→ **Task inputs**
Segment Open
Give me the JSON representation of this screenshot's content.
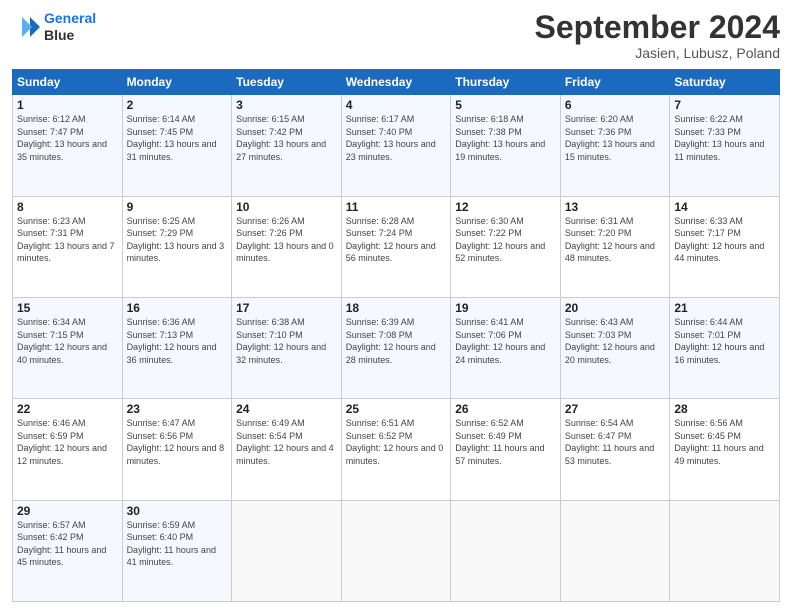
{
  "header": {
    "logo_line1": "General",
    "logo_line2": "Blue",
    "month": "September 2024",
    "location": "Jasien, Lubusz, Poland"
  },
  "days_of_week": [
    "Sunday",
    "Monday",
    "Tuesday",
    "Wednesday",
    "Thursday",
    "Friday",
    "Saturday"
  ],
  "weeks": [
    [
      {
        "day": "1",
        "sunrise": "6:12 AM",
        "sunset": "7:47 PM",
        "daylight": "13 hours and 35 minutes."
      },
      {
        "day": "2",
        "sunrise": "6:14 AM",
        "sunset": "7:45 PM",
        "daylight": "13 hours and 31 minutes."
      },
      {
        "day": "3",
        "sunrise": "6:15 AM",
        "sunset": "7:42 PM",
        "daylight": "13 hours and 27 minutes."
      },
      {
        "day": "4",
        "sunrise": "6:17 AM",
        "sunset": "7:40 PM",
        "daylight": "13 hours and 23 minutes."
      },
      {
        "day": "5",
        "sunrise": "6:18 AM",
        "sunset": "7:38 PM",
        "daylight": "13 hours and 19 minutes."
      },
      {
        "day": "6",
        "sunrise": "6:20 AM",
        "sunset": "7:36 PM",
        "daylight": "13 hours and 15 minutes."
      },
      {
        "day": "7",
        "sunrise": "6:22 AM",
        "sunset": "7:33 PM",
        "daylight": "13 hours and 11 minutes."
      }
    ],
    [
      {
        "day": "8",
        "sunrise": "6:23 AM",
        "sunset": "7:31 PM",
        "daylight": "13 hours and 7 minutes."
      },
      {
        "day": "9",
        "sunrise": "6:25 AM",
        "sunset": "7:29 PM",
        "daylight": "13 hours and 3 minutes."
      },
      {
        "day": "10",
        "sunrise": "6:26 AM",
        "sunset": "7:26 PM",
        "daylight": "13 hours and 0 minutes."
      },
      {
        "day": "11",
        "sunrise": "6:28 AM",
        "sunset": "7:24 PM",
        "daylight": "12 hours and 56 minutes."
      },
      {
        "day": "12",
        "sunrise": "6:30 AM",
        "sunset": "7:22 PM",
        "daylight": "12 hours and 52 minutes."
      },
      {
        "day": "13",
        "sunrise": "6:31 AM",
        "sunset": "7:20 PM",
        "daylight": "12 hours and 48 minutes."
      },
      {
        "day": "14",
        "sunrise": "6:33 AM",
        "sunset": "7:17 PM",
        "daylight": "12 hours and 44 minutes."
      }
    ],
    [
      {
        "day": "15",
        "sunrise": "6:34 AM",
        "sunset": "7:15 PM",
        "daylight": "12 hours and 40 minutes."
      },
      {
        "day": "16",
        "sunrise": "6:36 AM",
        "sunset": "7:13 PM",
        "daylight": "12 hours and 36 minutes."
      },
      {
        "day": "17",
        "sunrise": "6:38 AM",
        "sunset": "7:10 PM",
        "daylight": "12 hours and 32 minutes."
      },
      {
        "day": "18",
        "sunrise": "6:39 AM",
        "sunset": "7:08 PM",
        "daylight": "12 hours and 28 minutes."
      },
      {
        "day": "19",
        "sunrise": "6:41 AM",
        "sunset": "7:06 PM",
        "daylight": "12 hours and 24 minutes."
      },
      {
        "day": "20",
        "sunrise": "6:43 AM",
        "sunset": "7:03 PM",
        "daylight": "12 hours and 20 minutes."
      },
      {
        "day": "21",
        "sunrise": "6:44 AM",
        "sunset": "7:01 PM",
        "daylight": "12 hours and 16 minutes."
      }
    ],
    [
      {
        "day": "22",
        "sunrise": "6:46 AM",
        "sunset": "6:59 PM",
        "daylight": "12 hours and 12 minutes."
      },
      {
        "day": "23",
        "sunrise": "6:47 AM",
        "sunset": "6:56 PM",
        "daylight": "12 hours and 8 minutes."
      },
      {
        "day": "24",
        "sunrise": "6:49 AM",
        "sunset": "6:54 PM",
        "daylight": "12 hours and 4 minutes."
      },
      {
        "day": "25",
        "sunrise": "6:51 AM",
        "sunset": "6:52 PM",
        "daylight": "12 hours and 0 minutes."
      },
      {
        "day": "26",
        "sunrise": "6:52 AM",
        "sunset": "6:49 PM",
        "daylight": "11 hours and 57 minutes."
      },
      {
        "day": "27",
        "sunrise": "6:54 AM",
        "sunset": "6:47 PM",
        "daylight": "11 hours and 53 minutes."
      },
      {
        "day": "28",
        "sunrise": "6:56 AM",
        "sunset": "6:45 PM",
        "daylight": "11 hours and 49 minutes."
      }
    ],
    [
      {
        "day": "29",
        "sunrise": "6:57 AM",
        "sunset": "6:42 PM",
        "daylight": "11 hours and 45 minutes."
      },
      {
        "day": "30",
        "sunrise": "6:59 AM",
        "sunset": "6:40 PM",
        "daylight": "11 hours and 41 minutes."
      },
      null,
      null,
      null,
      null,
      null
    ]
  ]
}
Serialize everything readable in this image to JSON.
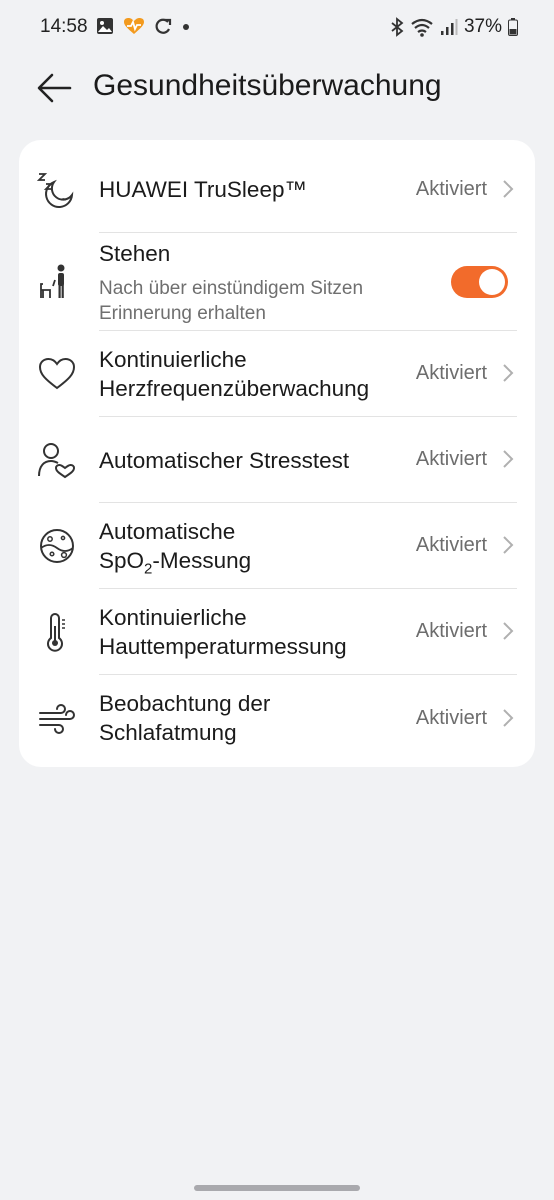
{
  "status_bar": {
    "time": "14:58",
    "battery": "37%",
    "left_icons": [
      "gallery-icon",
      "health-app-icon",
      "sync-icon",
      "dot-icon"
    ],
    "right_icons": [
      "bluetooth-icon",
      "wifi-icon",
      "signal-icon",
      "battery-icon"
    ]
  },
  "header": {
    "title": "Gesundheitsüberwachung"
  },
  "items": [
    {
      "icon": "sleep-icon",
      "label": "HUAWEI TruSleep™",
      "status": "Aktiviert"
    },
    {
      "icon": "standing-icon",
      "label": "Stehen",
      "sub_line1": "Nach über einstündigem Sitzen",
      "sub_line2": "Erinnerung erhalten",
      "toggle_on": true
    },
    {
      "icon": "heart-icon",
      "label_line1": "Kontinuierliche",
      "label_line2": "Herzfrequenzüberwachung",
      "status": "Aktiviert"
    },
    {
      "icon": "stress-icon",
      "label": "Automatischer Stresstest",
      "status": "Aktiviert"
    },
    {
      "icon": "spo2-icon",
      "label_line1": "Automatische",
      "label_line2_a": "SpO",
      "label_line2_sub": "2",
      "label_line2_b": "-Messung",
      "status": "Aktiviert"
    },
    {
      "icon": "thermometer-icon",
      "label_line1": "Kontinuierliche",
      "label_line2": "Hauttemperaturmessung",
      "status": "Aktiviert"
    },
    {
      "icon": "breathing-icon",
      "label_line1": "Beobachtung der",
      "label_line2": "Schlafatmung",
      "status": "Aktiviert"
    }
  ],
  "colors": {
    "background": "#f1f2f4",
    "card": "#ffffff",
    "accent_toggle": "#f26b2b"
  }
}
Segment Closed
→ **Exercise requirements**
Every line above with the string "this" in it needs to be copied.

→ **The completed task**
Give me the JSON representation of this screenshot's content.
Serialize everything readable in this image to JSON.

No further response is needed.